Photographing the wedding formal groups
Photographing the family groups and the formal photos at weddings doesn’t really strike fear in my heart any more. I have the experience to work efficiently, and also work around any challenges that come up. I can take things in my stride, and I’m not often ruffled. I keep things motoring along.
With that, I just had to share this amusing photo from a recent wedding – the bride and groom with the 3 nephews. Count them! And that’s about the best shot we got with all three of the kiddos in the frame.
So even with all the experience and cameras & lighting gear, plans might not quite work the way we intended. But … we keep rolling on and take this in our stride. This is a memory of the day. This is how it was. No reason to force anything with little kids and upset them. This was a real moment, and I am sure it will bring a smile to everyone’s face forever.
The final group shot of the afternoon, before heading out to the reception venue – every family member in the frame.
The only realistic way for me to have them all visible in the group, was to have everyone standing staggered on this short incline, while I stood on a chair. Of course, having their backs to the sun was my next consideration – no squinting, and no harsh shadows. The photo below shows the test photo without flash. For this much light, and still using a softbox, I needed the 500 Ws power of the Profoto B1 flash (B&H / Amazon). It has become a workhorse at weddings now – for example as shown in this article: using the Profoto B1 flash at a wedding.
- Camera settings: 1/250 @ f/11 @ 400 ISO
- Nikon D810
- Nikon 24-70mm f/2.8E VR (B&H / Amazon)
- Full power on the Profoto B1, diffused with 3′ Octabox with the inner baffle removed.
My assistant held the flash overhead on a monopod.
Sequencing the family photographs
The big group shot wasn’t quite as random as it may look – I still took care to place people so that everyone was visible to the camera. Obviously I took the more calmer photos first with everyone looking at the camera – but here I wanted a final exuberant photo, even if some people will be obscured by waving arms. The client can choose.
For the rest of the family photos, I follow a specific pattern to make sure that I get all the family groupings in as short a time as possible. I don’t work off a shot-list. Instead, I create a family diagram for myself which I build up during the consultation with the client. In this way I am aware of all the ways the family is grouped, showing all relationships.

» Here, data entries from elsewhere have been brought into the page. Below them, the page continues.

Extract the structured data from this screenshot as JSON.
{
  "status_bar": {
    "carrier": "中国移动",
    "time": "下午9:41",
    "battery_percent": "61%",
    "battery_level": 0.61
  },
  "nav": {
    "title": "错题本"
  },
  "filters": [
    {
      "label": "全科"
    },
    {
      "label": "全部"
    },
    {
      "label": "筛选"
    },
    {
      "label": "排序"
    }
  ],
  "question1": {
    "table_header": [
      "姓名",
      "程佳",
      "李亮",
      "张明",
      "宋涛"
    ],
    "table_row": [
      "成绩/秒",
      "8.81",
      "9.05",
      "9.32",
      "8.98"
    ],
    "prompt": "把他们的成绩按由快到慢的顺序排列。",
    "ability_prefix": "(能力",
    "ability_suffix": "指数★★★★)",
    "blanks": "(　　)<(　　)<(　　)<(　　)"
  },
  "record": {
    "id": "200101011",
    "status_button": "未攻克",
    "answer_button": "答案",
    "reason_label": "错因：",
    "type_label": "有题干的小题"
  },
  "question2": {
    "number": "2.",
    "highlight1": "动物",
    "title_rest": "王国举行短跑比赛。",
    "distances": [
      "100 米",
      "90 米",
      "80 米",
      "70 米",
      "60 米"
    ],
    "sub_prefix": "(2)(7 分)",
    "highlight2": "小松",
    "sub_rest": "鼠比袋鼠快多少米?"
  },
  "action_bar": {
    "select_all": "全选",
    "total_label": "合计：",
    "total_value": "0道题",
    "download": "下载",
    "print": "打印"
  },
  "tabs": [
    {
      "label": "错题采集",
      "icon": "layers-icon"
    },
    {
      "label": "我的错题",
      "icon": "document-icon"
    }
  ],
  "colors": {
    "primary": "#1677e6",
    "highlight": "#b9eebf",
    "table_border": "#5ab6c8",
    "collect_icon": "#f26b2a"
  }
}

The way that I draw this up, is carefully explained in a video tutorial available on Craftsy. It also demonstrates how I use this diagram to sequence the family photographs.
The formal photo session is where newer photographers have difficulty in finding traction. Suddenly under pressure and with dozens of people pulling in different directions, it is easy to come apart. With this video tutorial, we’ll cover ways of sequencing and posing the family groups. With numerous useful tips, I cover this topic and explain how I keep everything on track during this part of the wedding day. We’ll cover the topic thoroughly, working from a diagram layout of the family groups, all the way to lighting and posing.
Check this out, as well as the other video tutorials and online photography workshops.
- Positioning your flash for the wedding formals
- Wedding photography moments – Anticipation & being ready
- Wedding photography: posing and lighting – a consistent style
- Tips & advice for second-shooting weddings
- Using the Profoto B1 flash at a wedding
- A simple lighting setup for photographing the wedding formals
- Adapting the use of light & flash photography
- What else is in your camera bag?